Provided data

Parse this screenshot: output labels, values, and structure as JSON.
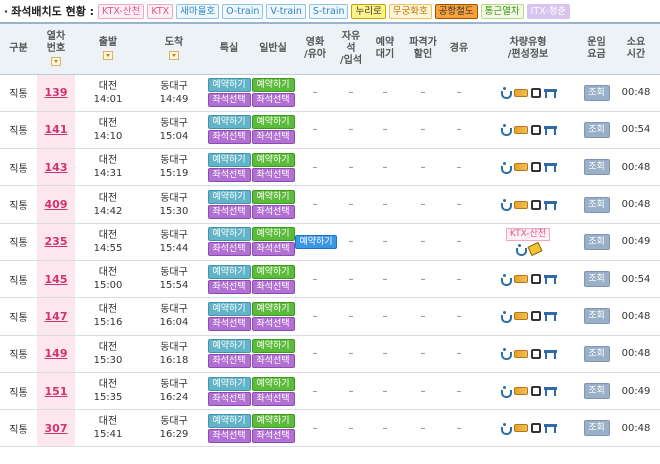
{
  "legend": {
    "title": "좌석배치도 현황 :",
    "items": [
      {
        "key": "ktxsan",
        "label": "KTX-산천"
      },
      {
        "key": "ktx",
        "label": "KTX"
      },
      {
        "key": "saemaeul",
        "label": "새마을호"
      },
      {
        "key": "otrain",
        "label": "O-train"
      },
      {
        "key": "vtrain",
        "label": "V-train"
      },
      {
        "key": "strain",
        "label": "S-train"
      },
      {
        "key": "nuriro",
        "label": "누리로"
      },
      {
        "key": "mugunghwa",
        "label": "무궁화호"
      },
      {
        "key": "airport",
        "label": "공항철도"
      },
      {
        "key": "commuter",
        "label": "통근열차"
      },
      {
        "key": "itx",
        "label": "ITX-청춘"
      }
    ]
  },
  "headers": {
    "category": "구분",
    "train_no": "열차\n번호",
    "depart": "출발",
    "arrive": "도착",
    "first_class": "특실",
    "general": "일반실",
    "infant": "영화\n/유아",
    "free_seat": "자유\n석\n/입석",
    "waitlist": "예약\n대기",
    "discount": "파격가\n할인",
    "via": "경유",
    "vehicle_type": "차량유형\n/편성정보",
    "fare": "운임\n요금",
    "duration": "소요\n시간"
  },
  "buttons": {
    "reserve": "예약하기",
    "seat_select": "좌석선택",
    "view": "조회",
    "dash": "–"
  },
  "rows": [
    {
      "type": "직통",
      "no": "139",
      "dep_station": "대전",
      "dep_time": "14:01",
      "arr_station": "동대구",
      "arr_time": "14:49",
      "infant": "–",
      "duration": "00:48",
      "vehicle_tag": ""
    },
    {
      "type": "직통",
      "no": "141",
      "dep_station": "대전",
      "dep_time": "14:10",
      "arr_station": "동대구",
      "arr_time": "15:04",
      "infant": "–",
      "duration": "00:54",
      "vehicle_tag": ""
    },
    {
      "type": "직통",
      "no": "143",
      "dep_station": "대전",
      "dep_time": "14:31",
      "arr_station": "동대구",
      "arr_time": "15:19",
      "infant": "–",
      "duration": "00:48",
      "vehicle_tag": ""
    },
    {
      "type": "직통",
      "no": "409",
      "dep_station": "대전",
      "dep_time": "14:42",
      "arr_station": "동대구",
      "arr_time": "15:30",
      "infant": "–",
      "duration": "00:48",
      "vehicle_tag": ""
    },
    {
      "type": "직통",
      "no": "235",
      "dep_station": "대전",
      "dep_time": "14:55",
      "arr_station": "동대구",
      "arr_time": "15:44",
      "infant": "예약하기",
      "duration": "00:49",
      "vehicle_tag": "KTX-산천"
    },
    {
      "type": "직통",
      "no": "145",
      "dep_station": "대전",
      "dep_time": "15:00",
      "arr_station": "동대구",
      "arr_time": "15:54",
      "infant": "–",
      "duration": "00:54",
      "vehicle_tag": ""
    },
    {
      "type": "직통",
      "no": "147",
      "dep_station": "대전",
      "dep_time": "15:16",
      "arr_station": "동대구",
      "arr_time": "16:04",
      "infant": "–",
      "duration": "00:48",
      "vehicle_tag": ""
    },
    {
      "type": "직통",
      "no": "149",
      "dep_station": "대전",
      "dep_time": "15:30",
      "arr_station": "동대구",
      "arr_time": "16:18",
      "infant": "–",
      "duration": "00:48",
      "vehicle_tag": ""
    },
    {
      "type": "직통",
      "no": "151",
      "dep_station": "대전",
      "dep_time": "15:35",
      "arr_station": "동대구",
      "arr_time": "16:24",
      "infant": "–",
      "duration": "00:49",
      "vehicle_tag": ""
    },
    {
      "type": "직통",
      "no": "307",
      "dep_station": "대전",
      "dep_time": "15:41",
      "arr_station": "동대구",
      "arr_time": "16:29",
      "infant": "–",
      "duration": "00:48",
      "vehicle_tag": ""
    }
  ]
}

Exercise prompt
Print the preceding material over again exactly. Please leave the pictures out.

Expected answer
Parse this screenshot: output labels, values, and structure as JSON.
{
  "legend": {
    "title": "좌석배치도 현황 :",
    "items": [
      {
        "key": "ktxsan",
        "label": "KTX-산천"
      },
      {
        "key": "ktx",
        "label": "KTX"
      },
      {
        "key": "saemaeul",
        "label": "새마을호"
      },
      {
        "key": "otrain",
        "label": "O-train"
      },
      {
        "key": "vtrain",
        "label": "V-train"
      },
      {
        "key": "strain",
        "label": "S-train"
      },
      {
        "key": "nuriro",
        "label": "누리로"
      },
      {
        "key": "mugunghwa",
        "label": "무궁화호"
      },
      {
        "key": "airport",
        "label": "공항철도"
      },
      {
        "key": "commuter",
        "label": "통근열차"
      },
      {
        "key": "itx",
        "label": "ITX-청춘"
      }
    ]
  },
  "headers": {
    "category": "구분",
    "train_no": "열차\n번호",
    "depart": "출발",
    "arrive": "도착",
    "first_class": "특실",
    "general": "일반실",
    "infant": "영화\n/유아",
    "free_seat": "자유\n석\n/입석",
    "waitlist": "예약\n대기",
    "discount": "파격가\n할인",
    "via": "경유",
    "vehicle_type": "차량유형\n/편성정보",
    "fare": "운임\n요금",
    "duration": "소요\n시간"
  },
  "buttons": {
    "reserve": "예약하기",
    "seat_select": "좌석선택",
    "view": "조회",
    "dash": "–"
  },
  "rows": [
    {
      "type": "직통",
      "no": "139",
      "dep_station": "대전",
      "dep_time": "14:01",
      "arr_station": "동대구",
      "arr_time": "14:49",
      "infant": "–",
      "duration": "00:48",
      "vehicle_tag": ""
    },
    {
      "type": "직통",
      "no": "141",
      "dep_station": "대전",
      "dep_time": "14:10",
      "arr_station": "동대구",
      "arr_time": "15:04",
      "infant": "–",
      "duration": "00:54",
      "vehicle_tag": ""
    },
    {
      "type": "직통",
      "no": "143",
      "dep_station": "대전",
      "dep_time": "14:31",
      "arr_station": "동대구",
      "arr_time": "15:19",
      "infant": "–",
      "duration": "00:48",
      "vehicle_tag": ""
    },
    {
      "type": "직통",
      "no": "409",
      "dep_station": "대전",
      "dep_time": "14:42",
      "arr_station": "동대구",
      "arr_time": "15:30",
      "infant": "–",
      "duration": "00:48",
      "vehicle_tag": ""
    },
    {
      "type": "직통",
      "no": "235",
      "dep_station": "대전",
      "dep_time": "14:55",
      "arr_station": "동대구",
      "arr_time": "15:44",
      "infant": "예약하기",
      "duration": "00:49",
      "vehicle_tag": "KTX-산천"
    },
    {
      "type": "직통",
      "no": "145",
      "dep_station": "대전",
      "dep_time": "15:00",
      "arr_station": "동대구",
      "arr_time": "15:54",
      "infant": "–",
      "duration": "00:54",
      "vehicle_tag": ""
    },
    {
      "type": "직통",
      "no": "147",
      "dep_station": "대전",
      "dep_time": "15:16",
      "arr_station": "동대구",
      "arr_time": "16:04",
      "infant": "–",
      "duration": "00:48",
      "vehicle_tag": ""
    },
    {
      "type": "직통",
      "no": "149",
      "dep_station": "대전",
      "dep_time": "15:30",
      "arr_station": "동대구",
      "arr_time": "16:18",
      "infant": "–",
      "duration": "00:48",
      "vehicle_tag": ""
    },
    {
      "type": "직통",
      "no": "151",
      "dep_station": "대전",
      "dep_time": "15:35",
      "arr_station": "동대구",
      "arr_time": "16:24",
      "infant": "–",
      "duration": "00:49",
      "vehicle_tag": ""
    },
    {
      "type": "직통",
      "no": "307",
      "dep_station": "대전",
      "dep_time": "15:41",
      "arr_station": "동대구",
      "arr_time": "16:29",
      "infant": "–",
      "duration": "00:48",
      "vehicle_tag": ""
    }
  ]
}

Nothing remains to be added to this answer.